of Islamic State militants
and freed four women who were
shackled in tunnels in the
huge al-Hol camp in northeastern
Syria that houses IS families,
the US military said Wednesday.
The operation, which has been
ongoing for two weeks,
is part of an ongoing campaign
to dismantle a significant
IS network inside the camp,
which is widely regarded as
a breeding ground for the
next generation of IS radicals.
The four women were discovered
in the tunnels on Monday by the
Kurdish-led Syrian Democratic Forces,
according to US Central Command.
According to US Army Col. Joe Buccino,
a spokesman for Central Command,
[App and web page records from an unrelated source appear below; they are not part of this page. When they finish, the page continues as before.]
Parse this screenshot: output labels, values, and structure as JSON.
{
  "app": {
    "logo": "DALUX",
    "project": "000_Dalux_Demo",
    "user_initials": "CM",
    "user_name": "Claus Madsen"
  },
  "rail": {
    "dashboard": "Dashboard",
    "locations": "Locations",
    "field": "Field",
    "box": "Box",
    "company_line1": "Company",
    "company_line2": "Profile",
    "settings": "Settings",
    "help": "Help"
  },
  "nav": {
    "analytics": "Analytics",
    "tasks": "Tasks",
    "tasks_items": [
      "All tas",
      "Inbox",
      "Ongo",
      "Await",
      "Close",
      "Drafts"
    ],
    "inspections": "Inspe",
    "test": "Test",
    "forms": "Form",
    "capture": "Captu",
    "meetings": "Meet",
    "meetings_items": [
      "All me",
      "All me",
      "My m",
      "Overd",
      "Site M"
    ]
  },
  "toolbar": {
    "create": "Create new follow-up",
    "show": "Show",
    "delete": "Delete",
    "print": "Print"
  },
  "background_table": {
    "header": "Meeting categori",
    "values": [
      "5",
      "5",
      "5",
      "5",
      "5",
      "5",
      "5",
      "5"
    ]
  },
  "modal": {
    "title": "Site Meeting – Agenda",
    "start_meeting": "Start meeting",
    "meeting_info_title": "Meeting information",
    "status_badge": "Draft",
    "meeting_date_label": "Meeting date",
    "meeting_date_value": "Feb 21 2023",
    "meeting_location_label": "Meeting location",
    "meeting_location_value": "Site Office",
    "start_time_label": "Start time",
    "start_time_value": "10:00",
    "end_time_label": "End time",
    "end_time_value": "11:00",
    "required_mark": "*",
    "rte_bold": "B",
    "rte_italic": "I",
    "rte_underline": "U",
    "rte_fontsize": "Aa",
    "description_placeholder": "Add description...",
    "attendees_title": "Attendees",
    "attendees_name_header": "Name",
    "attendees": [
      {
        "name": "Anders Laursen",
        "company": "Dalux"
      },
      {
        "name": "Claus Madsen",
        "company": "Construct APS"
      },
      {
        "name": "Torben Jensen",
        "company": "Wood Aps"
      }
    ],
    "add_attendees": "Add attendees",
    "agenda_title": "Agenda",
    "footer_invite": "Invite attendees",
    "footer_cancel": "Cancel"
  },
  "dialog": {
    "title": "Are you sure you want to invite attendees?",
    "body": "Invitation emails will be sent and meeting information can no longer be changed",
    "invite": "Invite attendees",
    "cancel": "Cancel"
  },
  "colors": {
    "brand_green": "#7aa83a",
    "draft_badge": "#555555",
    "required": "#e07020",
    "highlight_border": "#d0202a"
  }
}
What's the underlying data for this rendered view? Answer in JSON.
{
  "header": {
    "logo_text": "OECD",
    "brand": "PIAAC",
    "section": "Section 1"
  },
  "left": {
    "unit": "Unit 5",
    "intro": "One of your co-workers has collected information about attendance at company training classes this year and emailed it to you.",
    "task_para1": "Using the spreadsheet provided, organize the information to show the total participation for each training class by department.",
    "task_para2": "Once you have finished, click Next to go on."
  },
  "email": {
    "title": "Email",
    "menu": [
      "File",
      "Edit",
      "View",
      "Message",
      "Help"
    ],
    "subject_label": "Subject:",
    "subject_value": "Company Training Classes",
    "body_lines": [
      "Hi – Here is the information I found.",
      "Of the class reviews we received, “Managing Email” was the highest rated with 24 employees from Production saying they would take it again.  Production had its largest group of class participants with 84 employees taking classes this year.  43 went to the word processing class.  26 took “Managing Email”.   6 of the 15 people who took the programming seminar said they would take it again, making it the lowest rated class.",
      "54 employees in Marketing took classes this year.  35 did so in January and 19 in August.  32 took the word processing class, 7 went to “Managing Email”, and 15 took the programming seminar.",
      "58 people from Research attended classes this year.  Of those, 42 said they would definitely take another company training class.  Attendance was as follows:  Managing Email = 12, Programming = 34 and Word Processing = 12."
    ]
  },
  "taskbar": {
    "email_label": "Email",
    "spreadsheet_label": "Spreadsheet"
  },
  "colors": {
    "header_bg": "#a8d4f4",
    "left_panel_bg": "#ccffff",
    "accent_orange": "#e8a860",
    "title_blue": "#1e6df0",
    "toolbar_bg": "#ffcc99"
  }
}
they were tortured by IS followers.
The US and coalition forces have
been advising and aiding the SDF,
including training the fighters.
The al-Hol camp in
Syria’s Hassakeh Province has
long been regarded as a rising problem,
and a number of military operations
and raids have been conducted
there to drive out IS threats.
In the fenced-in camp, 50,000 Syrians
and Iraqis are crammed into tents.
Nearly 20,000 of them are youngsters,
with the majority of the remainder being women,
wives, and widows of IS combatants.
Dozens Of Islamic State Fighters
A further 2,000 women from 57 different countries
are housed in a separate,
strongly guarded area of the
camp known as the annex,
along with their children,
who number around 8,000.
In late 2018, as US-backed
reclaimed territory in eastern
Syria from the terrorists, the camp was first
intended to shelter the families of IS members.
They conquered the remaining
IS-held communities in March 2019,
effectively ending the group’s “caliphate”
over significant areas of Iraq and Syria in 2014.
The United States and other countries have attempted to
repatriate families with minimal success.
Following an IS raid on a prison
in Hassakeh in late January,
which held over 3,000 militants and juveniles,
Syrian Kurdish fighters have increased their
inspections at al-Hol in recent months.
That incident sparked a 10-day battle
between US-backed troops and IS militants,
killing approximately 500 people before
the situation was brought under control.
It was the largest IS strike
since the group’s demise in 2019,
and it fueled fears of a resurgence.